The homestays seem to be going well. The students have all reported being comfortable in their new homes, with some describing how quickly they have been adopted into their new “families.” Aida reported that her new “mother” insists that she call her “mamá,” and so hasn’t even been able to learn the woman’s actual name. Several students are clustered in the same neighborhoods, with some living within a few houses or blocks from each other. These students describe how their new “parents,” who are friends of one another, have been calling each other up, comparing notes on their new “children,” asking “What should I serve for breakfast?” and so on. The families are also working with the students to orient them to the local transportation system, helping to figure out bus routes, taxis, and the like. All of this is very positive and encouraging.
We took a bus tour of downtown Cochabamba in the morning. It was one of those red, two-decker buses with an open top, and we all roasted in the sun as they drove us around town pointing out the sights. Traffic was heavy and the sun strong, and some students dozed off, but at least they were able to get oriented to the city.
So far our experiences have been concentrated in the wealthier, more middle-class or upscale parts of Bolivia. This includes our time in Santa Cruz. Nicole observed to me that she enjoyed staying in the fancy Santa Cruz hotel, because it gave her a glimpse of the luxury and comfort that is available in this country (as in every country) for those with the resources to afford it. This was an excellent observation, something I had not considered when I first determined that we should spend a couple of nights in Santa Cruz before traveling on to Cochabamba. Now in Cocha, students are living with middle-class families and seeing the developed urban center, giving them a baseline for comparison when they begin to visit the poor barrios where we will be working. Indeed, even in the homestays, students are realizing the differences between the “middle class” in the US and in Bolivia. Some students expressed surprise at the bathrooms, for example – Katie described how her bathroom was a single room with a showerhead in the ceiling, and when she showers it soaks the whole room. Amy mentioned that the shower she took that morning was the coldest of her life, with the water intermittently stopping and starting. None of these students complained of these conditions, by the way, but observed them in good ethnographic form. Hopefully this openness to the unexpected and difficult will last for the length of the program.

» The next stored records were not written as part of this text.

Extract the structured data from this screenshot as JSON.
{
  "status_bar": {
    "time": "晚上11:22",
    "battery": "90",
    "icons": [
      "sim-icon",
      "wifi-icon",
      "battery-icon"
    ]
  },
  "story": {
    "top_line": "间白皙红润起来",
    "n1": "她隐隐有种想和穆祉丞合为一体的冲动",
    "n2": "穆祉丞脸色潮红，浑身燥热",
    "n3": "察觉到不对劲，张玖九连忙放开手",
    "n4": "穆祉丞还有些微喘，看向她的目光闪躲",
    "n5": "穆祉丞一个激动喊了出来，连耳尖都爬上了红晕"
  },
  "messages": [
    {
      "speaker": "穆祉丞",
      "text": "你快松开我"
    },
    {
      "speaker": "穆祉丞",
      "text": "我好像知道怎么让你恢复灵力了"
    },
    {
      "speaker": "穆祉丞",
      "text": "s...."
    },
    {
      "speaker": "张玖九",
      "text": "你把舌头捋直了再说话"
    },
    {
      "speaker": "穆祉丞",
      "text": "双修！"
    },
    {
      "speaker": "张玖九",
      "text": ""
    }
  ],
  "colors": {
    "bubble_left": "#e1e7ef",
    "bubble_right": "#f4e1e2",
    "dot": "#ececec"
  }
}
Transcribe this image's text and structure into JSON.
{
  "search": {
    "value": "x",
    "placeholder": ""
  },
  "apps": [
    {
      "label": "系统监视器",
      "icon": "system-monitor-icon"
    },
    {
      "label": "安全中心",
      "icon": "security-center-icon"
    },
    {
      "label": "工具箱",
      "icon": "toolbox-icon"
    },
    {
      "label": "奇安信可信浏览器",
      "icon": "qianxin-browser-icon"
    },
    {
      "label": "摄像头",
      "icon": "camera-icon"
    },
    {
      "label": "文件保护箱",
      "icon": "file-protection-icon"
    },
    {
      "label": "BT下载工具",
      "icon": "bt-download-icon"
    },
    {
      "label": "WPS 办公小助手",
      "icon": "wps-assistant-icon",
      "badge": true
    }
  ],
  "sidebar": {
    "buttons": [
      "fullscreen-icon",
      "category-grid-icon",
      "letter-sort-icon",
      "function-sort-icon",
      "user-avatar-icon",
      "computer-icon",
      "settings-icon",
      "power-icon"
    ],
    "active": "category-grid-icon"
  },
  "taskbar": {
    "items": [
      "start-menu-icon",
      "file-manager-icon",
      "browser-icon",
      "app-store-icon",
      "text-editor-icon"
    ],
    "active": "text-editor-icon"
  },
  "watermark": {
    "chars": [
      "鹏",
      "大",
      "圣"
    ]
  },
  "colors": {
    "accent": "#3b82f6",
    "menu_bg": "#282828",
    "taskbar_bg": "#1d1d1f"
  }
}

Organization has been, for me, extremely complex. I am trying to juggle six different Spanish schedules, five service projects, an academic course, and 13 homestays. With my colleagues, we are coordinating trips to the Chapare, Sucre, and Potosí. Trying to get this all to work in concert is challenging, as events overlap and conflict. I hope that as we move forward this will settle into some kind of rhythym, but for now I am, shall we say, logistically challenged.